Using the listing that follows, return every line with the word "numCyclePct".

··· DATASET

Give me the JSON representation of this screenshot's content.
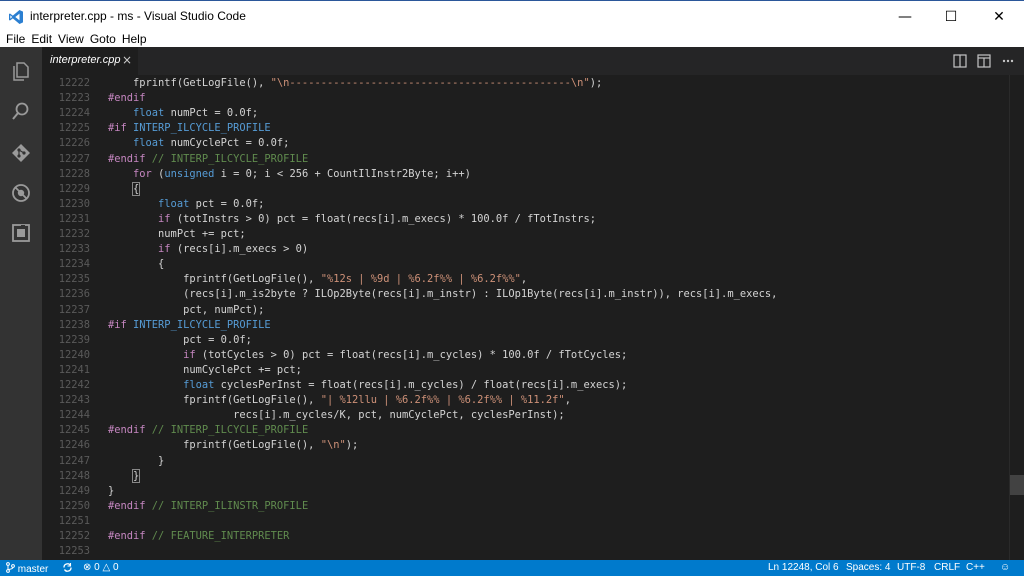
{
  "window": {
    "title": "interpreter.cpp - ms - Visual Studio Code",
    "minimize_glyph": "—",
    "maximize_glyph": "☐",
    "close_glyph": "✕"
  },
  "menu": [
    "File",
    "Edit",
    "View",
    "Goto",
    "Help"
  ],
  "activity_icons": [
    "explorer-icon",
    "search-icon",
    "git-icon",
    "debug-icon",
    "extensions-icon"
  ],
  "tab": {
    "label": "interpreter.cpp",
    "close_glyph": "×"
  },
  "editor_actions": [
    "split-editor-icon",
    "more-icon"
  ],
  "colors": {
    "accent": "#007acc",
    "keyword": "#569cd6",
    "preprocessor": "#c586c0",
    "string": "#ce9178",
    "comment": "#608b4e"
  },
  "code_lines": [
    {
      "n": "12222",
      "tokens": [
        [
          "t",
          "    fprintf(GetLogFile(), "
        ],
        [
          "s",
          "\"\\n---------------------------------------------\\n\""
        ],
        [
          "t",
          ");"
        ]
      ]
    },
    {
      "n": "12223",
      "tokens": [
        [
          "p",
          "#endif"
        ]
      ]
    },
    {
      "n": "12224",
      "tokens": [
        [
          "t",
          "    "
        ],
        [
          "k",
          "float"
        ],
        [
          "t",
          " numPct = 0.0f;"
        ]
      ]
    },
    {
      "n": "12225",
      "tokens": [
        [
          "p",
          "#if "
        ],
        [
          "k",
          "INTERP_ILCYCLE_PROFILE"
        ]
      ]
    },
    {
      "n": "12226",
      "tokens": [
        [
          "t",
          "    "
        ],
        [
          "k",
          "float"
        ],
        [
          "t",
          " numCyclePct = 0.0f;"
        ]
      ]
    },
    {
      "n": "12227",
      "tokens": [
        [
          "p",
          "#endif"
        ],
        [
          "c",
          " // INTERP_ILCYCLE_PROFILE"
        ]
      ]
    },
    {
      "n": "12228",
      "tokens": [
        [
          "t",
          "    "
        ],
        [
          "p",
          "for"
        ],
        [
          "t",
          " ("
        ],
        [
          "k",
          "unsigned"
        ],
        [
          "t",
          " i = 0; i < 256 + CountIlInstr2Byte; i++)"
        ]
      ]
    },
    {
      "n": "12229",
      "tokens": [
        [
          "t",
          "    "
        ],
        [
          "b",
          "{"
        ]
      ]
    },
    {
      "n": "12230",
      "tokens": [
        [
          "t",
          "        "
        ],
        [
          "k",
          "float"
        ],
        [
          "t",
          " pct = 0.0f;"
        ]
      ]
    },
    {
      "n": "12231",
      "tokens": [
        [
          "t",
          "        "
        ],
        [
          "p",
          "if"
        ],
        [
          "t",
          " (totInstrs > 0) pct = float(recs[i].m_execs) * 100.0f / fTotInstrs;"
        ]
      ]
    },
    {
      "n": "12232",
      "tokens": [
        [
          "t",
          "        numPct += pct;"
        ]
      ]
    },
    {
      "n": "12233",
      "tokens": [
        [
          "t",
          "        "
        ],
        [
          "p",
          "if"
        ],
        [
          "t",
          " (recs[i].m_execs > 0)"
        ]
      ]
    },
    {
      "n": "12234",
      "tokens": [
        [
          "t",
          "        {"
        ]
      ]
    },
    {
      "n": "12235",
      "tokens": [
        [
          "t",
          "            fprintf(GetLogFile(), "
        ],
        [
          "s",
          "\"%12s | %9d | %6.2f%% | %6.2f%%\""
        ],
        [
          "t",
          ","
        ]
      ]
    },
    {
      "n": "12236",
      "tokens": [
        [
          "t",
          "            (recs[i].m_is2byte ? ILOp2Byte(recs[i].m_instr) : ILOp1Byte(recs[i].m_instr)), recs[i].m_execs,"
        ]
      ]
    },
    {
      "n": "12237",
      "tokens": [
        [
          "t",
          "            pct, numPct);"
        ]
      ]
    },
    {
      "n": "12238",
      "tokens": [
        [
          "p",
          "#if "
        ],
        [
          "k",
          "INTERP_ILCYCLE_PROFILE"
        ]
      ]
    },
    {
      "n": "12239",
      "tokens": [
        [
          "t",
          "            pct = 0.0f;"
        ]
      ]
    },
    {
      "n": "12240",
      "tokens": [
        [
          "t",
          "            "
        ],
        [
          "p",
          "if"
        ],
        [
          "t",
          " (totCycles > 0) pct = float(recs[i].m_cycles) * 100.0f / fTotCycles;"
        ]
      ]
    },
    {
      "n": "12241",
      "tokens": [
        [
          "t",
          "            numCyclePct += pct;"
        ]
      ]
    },
    {
      "n": "12242",
      "tokens": [
        [
          "t",
          "            "
        ],
        [
          "k",
          "float"
        ],
        [
          "t",
          " cyclesPerInst = float(recs[i].m_cycles) / float(recs[i].m_execs);"
        ]
      ]
    },
    {
      "n": "12243",
      "tokens": [
        [
          "t",
          "            fprintf(GetLogFile(), "
        ],
        [
          "s",
          "\"| %12llu | %6.2f%% | %6.2f%% | %11.2f\""
        ],
        [
          "t",
          ","
        ]
      ]
    },
    {
      "n": "12244",
      "tokens": [
        [
          "t",
          "                    recs[i].m_cycles/K, pct, numCyclePct, cyclesPerInst);"
        ]
      ]
    },
    {
      "n": "12245",
      "tokens": [
        [
          "p",
          "#endif"
        ],
        [
          "c",
          " // INTERP_ILCYCLE_PROFILE"
        ]
      ]
    },
    {
      "n": "12246",
      "tokens": [
        [
          "t",
          "            fprintf(GetLogFile(), "
        ],
        [
          "s",
          "\"\\n\""
        ],
        [
          "t",
          ");"
        ]
      ]
    },
    {
      "n": "12247",
      "tokens": [
        [
          "t",
          "        }"
        ]
      ]
    },
    {
      "n": "12248",
      "tokens": [
        [
          "t",
          "    "
        ],
        [
          "b",
          "}"
        ]
      ]
    },
    {
      "n": "12249",
      "tokens": [
        [
          "t",
          "}"
        ]
      ]
    },
    {
      "n": "12250",
      "tokens": [
        [
          "p",
          "#endif"
        ],
        [
          "c",
          " // INTERP_ILINSTR_PROFILE"
        ]
      ]
    },
    {
      "n": "12251",
      "tokens": []
    },
    {
      "n": "12252",
      "tokens": [
        [
          "p",
          "#endif"
        ],
        [
          "c",
          " // FEATURE_INTERPRETER"
        ]
      ]
    },
    {
      "n": "12253",
      "tokens": []
    }
  ],
  "status": {
    "branch": "master",
    "errors": "0",
    "warnings": "0",
    "position": "Ln 12248, Col 6",
    "spaces": "Spaces: 4",
    "encoding": "UTF-8",
    "eol": "CRLF",
    "language": "C++"
  }
}
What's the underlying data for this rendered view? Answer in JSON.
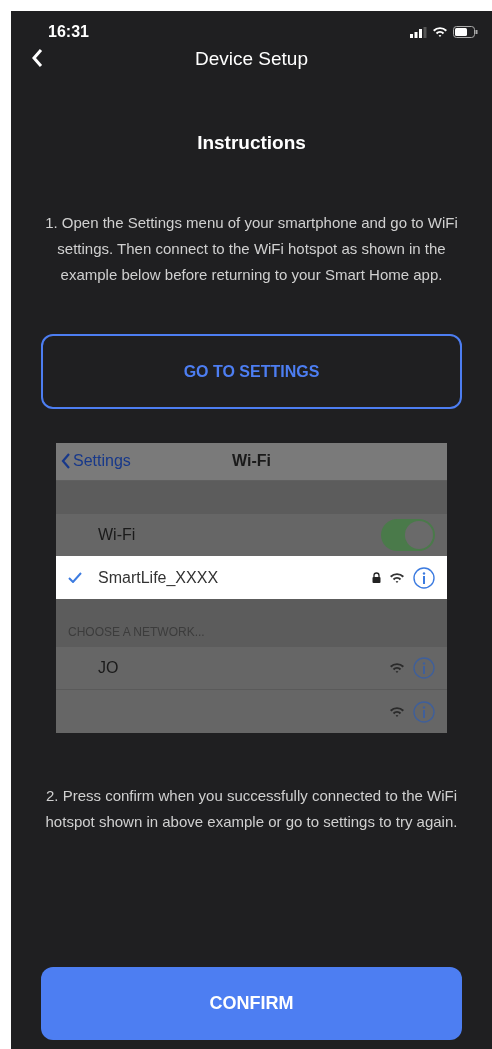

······

● RESPONSE BOX:
          " numCyclePct = 0.0f;"
          "            numCyclePct += pct;"
          "                    recs[i].m_cycles/K, pct, numCyclePct, cyclesPerInst);"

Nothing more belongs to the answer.